The festival will feature demonstration of the Greek film “Social Decay” (1932, director Stelios Tatasopoulos, director of photography Michallis Gaziadis, starring Stelios Tatasopoulos, Gerasimos Arsenis, Kettie Deridaua, Danai Grizu, Georgos Kavoukidis). The accompanying contemporary music is composed by the renowned Ukrainian pianist Yuriy Kuznetsov.
A poor student Dinos Vristhenis has dropped out of his studies in the university because of dire financial difficulties and is job hunting. In a theatre company, where he gets employed as an actor, he meets Niki, the leading actress, and they start a love affair. Soon, however, Niki leaves Dinos for a wealthy industrialist. Dinos is disillusioned, abandons the theatre and finally finds himself among the scum of society full of drugs and alcohol. Poverty drives him to get a job as a labourer at a tobacco factory which makes him reconsider his life. Dinos declares a war on social injustice and becomes the leader of a workers’ union. For his activity he goes to prison where he is placed abreast criminals and tramps. When he is released he clearly realizes that his goal is to fight social corruption.
The Social Decay is a film that heralded the era of the Greek neo-realism. From his Marxist position Tatasopoulos, whose father had to sell a plot of land in Constantinople to provide necessary funds for the film, addresses the isuue of social inequality and exploitation, which escalate particularly during the economic crisis.The social criticism embedded into the film focuses not only on protection of workers’ rights but also on social rottenness and degradation to lumpens among populations of large industrial cities. In an interview, director and leading actor Stelios Tatasopoulos explained that “In this film I focused on white slavery and drugs. I described drug trafficking even in hospitals and exposed the corruption and wickedness permeating the penitentiary system “. The Social Decay is included on the top 10 of the best Greek films of all times.
Stelios Tatasopoulos (1908–2000) took a cinema course in the Dag Film School run by the Gaziadis brothers and studied drama with Rontiris and Veakis. He played in almost every one of the Dag Film productions and went to Paris to further his studies.

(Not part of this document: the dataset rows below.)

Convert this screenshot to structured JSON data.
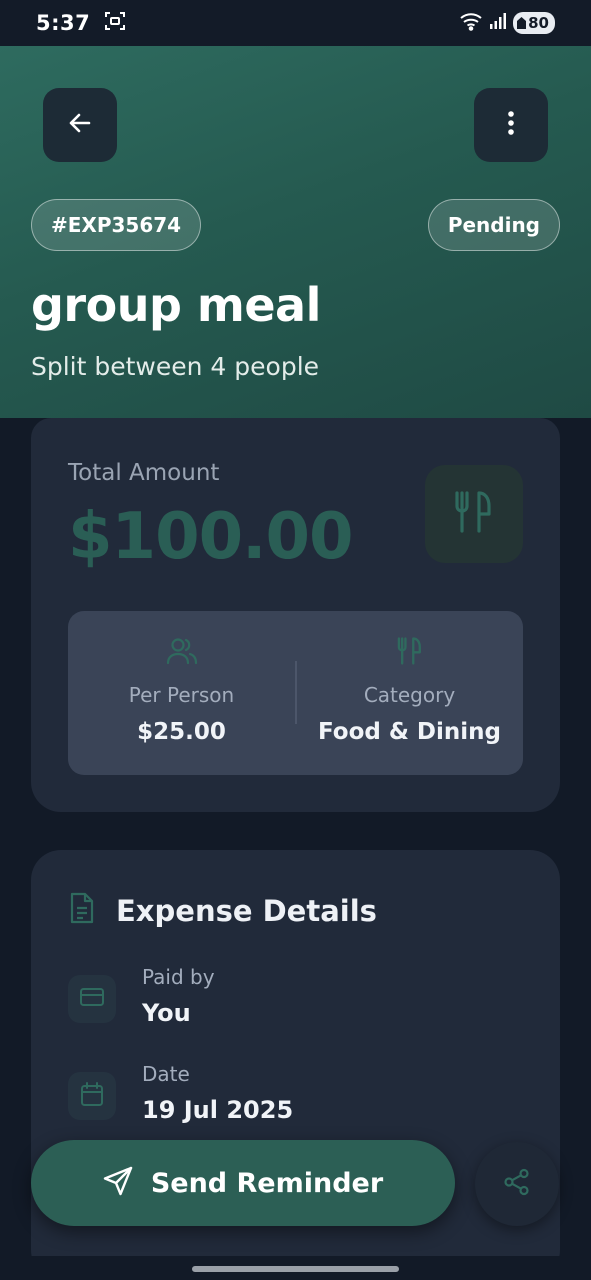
{
  "status_bar": {
    "time": "5:37",
    "battery": "80"
  },
  "header": {
    "expense_id": "#EXP35674",
    "status": "Pending",
    "title": "group meal",
    "subtitle": "Split between 4 people"
  },
  "amount_card": {
    "label": "Total Amount",
    "amount": "$100.00",
    "category_icon": "utensils-icon",
    "per_person_label": "Per Person",
    "per_person_value": "$25.00",
    "category_label": "Category",
    "category_value": "Food & Dining"
  },
  "details_card": {
    "title": "Expense Details",
    "rows": [
      {
        "icon": "credit-card-icon",
        "label": "Paid by",
        "value": "You"
      },
      {
        "icon": "calendar-icon",
        "label": "Date",
        "value": "19 Jul 2025"
      }
    ]
  },
  "actions": {
    "send_reminder_label": "Send Reminder",
    "share_icon": "share-icon"
  },
  "colors": {
    "background": "#121a27",
    "card": "#212a3a",
    "accent": "#2c5f55",
    "header_gradient_start": "#2e6b5f",
    "header_gradient_end": "#1f4a44"
  }
}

By the end of the 20th century the Social Decay had been believed to be a “lost film”. In 1989, Aglaia Mitropoulou urged the director to look up and gather whatever material from this forgotten film he could lay his hands on and the Greek Film Archive would try to restore the film. Tatasopoulos searched the REX Theatre and in one of its storage areas he located all the film negatives in the “raw”, i.e. unedited form. Following the restoration of the film, a new working copy was made by Antonis Tempos with the assistance of Tasopoulos himself. So, 95% of the film was successfully restored, and since then it has been shown in the context of various events in Greece and abroad.